> [TASK]: Retype each entry. Leave nothing out.

INFORMATION SHOWN START

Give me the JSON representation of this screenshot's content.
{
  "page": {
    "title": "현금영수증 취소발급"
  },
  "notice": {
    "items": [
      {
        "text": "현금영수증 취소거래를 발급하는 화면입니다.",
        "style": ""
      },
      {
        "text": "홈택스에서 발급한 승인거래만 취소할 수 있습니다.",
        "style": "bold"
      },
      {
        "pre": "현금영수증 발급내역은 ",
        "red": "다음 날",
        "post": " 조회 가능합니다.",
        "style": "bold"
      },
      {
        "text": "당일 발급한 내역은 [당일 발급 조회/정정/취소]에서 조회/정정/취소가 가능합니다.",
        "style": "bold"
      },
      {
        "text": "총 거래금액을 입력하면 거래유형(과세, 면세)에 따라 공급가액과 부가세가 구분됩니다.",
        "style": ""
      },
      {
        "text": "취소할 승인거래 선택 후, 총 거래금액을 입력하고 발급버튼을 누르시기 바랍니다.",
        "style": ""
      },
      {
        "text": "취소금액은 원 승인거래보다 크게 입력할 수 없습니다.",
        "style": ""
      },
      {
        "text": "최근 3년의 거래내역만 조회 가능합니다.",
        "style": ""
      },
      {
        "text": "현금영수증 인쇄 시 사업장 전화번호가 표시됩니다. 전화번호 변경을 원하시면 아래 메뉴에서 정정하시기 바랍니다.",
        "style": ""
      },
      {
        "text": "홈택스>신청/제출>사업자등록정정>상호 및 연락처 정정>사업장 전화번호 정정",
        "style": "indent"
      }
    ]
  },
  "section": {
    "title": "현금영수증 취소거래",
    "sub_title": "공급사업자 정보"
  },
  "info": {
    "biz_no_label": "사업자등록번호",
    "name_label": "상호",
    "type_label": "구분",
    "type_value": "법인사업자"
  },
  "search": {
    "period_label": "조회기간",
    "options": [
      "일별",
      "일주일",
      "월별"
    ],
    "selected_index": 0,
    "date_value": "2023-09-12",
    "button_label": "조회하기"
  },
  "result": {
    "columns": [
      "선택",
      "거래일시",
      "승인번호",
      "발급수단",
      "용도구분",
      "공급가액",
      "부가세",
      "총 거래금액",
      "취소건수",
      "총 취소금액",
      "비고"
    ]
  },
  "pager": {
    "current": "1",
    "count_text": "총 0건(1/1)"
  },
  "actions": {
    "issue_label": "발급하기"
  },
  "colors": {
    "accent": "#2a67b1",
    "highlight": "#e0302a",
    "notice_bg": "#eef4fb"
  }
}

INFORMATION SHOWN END

> [YOUR SOLUTION]:
Give me the JSON representation of this screenshot's content.
{
  "page": {
    "title": "현금영수증 취소발급"
  },
  "notice": {
    "items": [
      {
        "text": "현금영수증 취소거래를 발급하는 화면입니다.",
        "style": ""
      },
      {
        "text": "홈택스에서 발급한 승인거래만 취소할 수 있습니다.",
        "style": "bold"
      },
      {
        "pre": "현금영수증 발급내역은 ",
        "red": "다음 날",
        "post": " 조회 가능합니다.",
        "style": "bold"
      },
      {
        "text": "당일 발급한 내역은 [당일 발급 조회/정정/취소]에서 조회/정정/취소가 가능합니다.",
        "style": "bold"
      },
      {
        "text": "총 거래금액을 입력하면 거래유형(과세, 면세)에 따라 공급가액과 부가세가 구분됩니다.",
        "style": ""
      },
      {
        "text": "취소할 승인거래 선택 후, 총 거래금액을 입력하고 발급버튼을 누르시기 바랍니다.",
        "style": ""
      },
      {
        "text": "취소금액은 원 승인거래보다 크게 입력할 수 없습니다.",
        "style": ""
      },
      {
        "text": "최근 3년의 거래내역만 조회 가능합니다.",
        "style": ""
      },
      {
        "text": "현금영수증 인쇄 시 사업장 전화번호가 표시됩니다. 전화번호 변경을 원하시면 아래 메뉴에서 정정하시기 바랍니다.",
        "style": ""
      },
      {
        "text": "홈택스>신청/제출>사업자등록정정>상호 및 연락처 정정>사업장 전화번호 정정",
        "style": "indent"
      }
    ]
  },
  "section": {
    "title": "현금영수증 취소거래",
    "sub_title": "공급사업자 정보"
  },
  "info": {
    "biz_no_label": "사업자등록번호",
    "name_label": "상호",
    "type_label": "구분",
    "type_value": "법인사업자"
  },
  "search": {
    "period_label": "조회기간",
    "options": [
      "일별",
      "일주일",
      "월별"
    ],
    "selected_index": 0,
    "date_value": "2023-09-12",
    "button_label": "조회하기"
  },
  "result": {
    "columns": [
      "선택",
      "거래일시",
      "승인번호",
      "발급수단",
      "용도구분",
      "공급가액",
      "부가세",
      "총 거래금액",
      "취소건수",
      "총 취소금액",
      "비고"
    ]
  },
  "pager": {
    "current": "1",
    "count_text": "총 0건(1/1)"
  },
  "actions": {
    "issue_label": "발급하기"
  },
  "colors": {
    "accent": "#2a67b1",
    "highlight": "#e0302a",
    "notice_bg": "#eef4fb"
  }
}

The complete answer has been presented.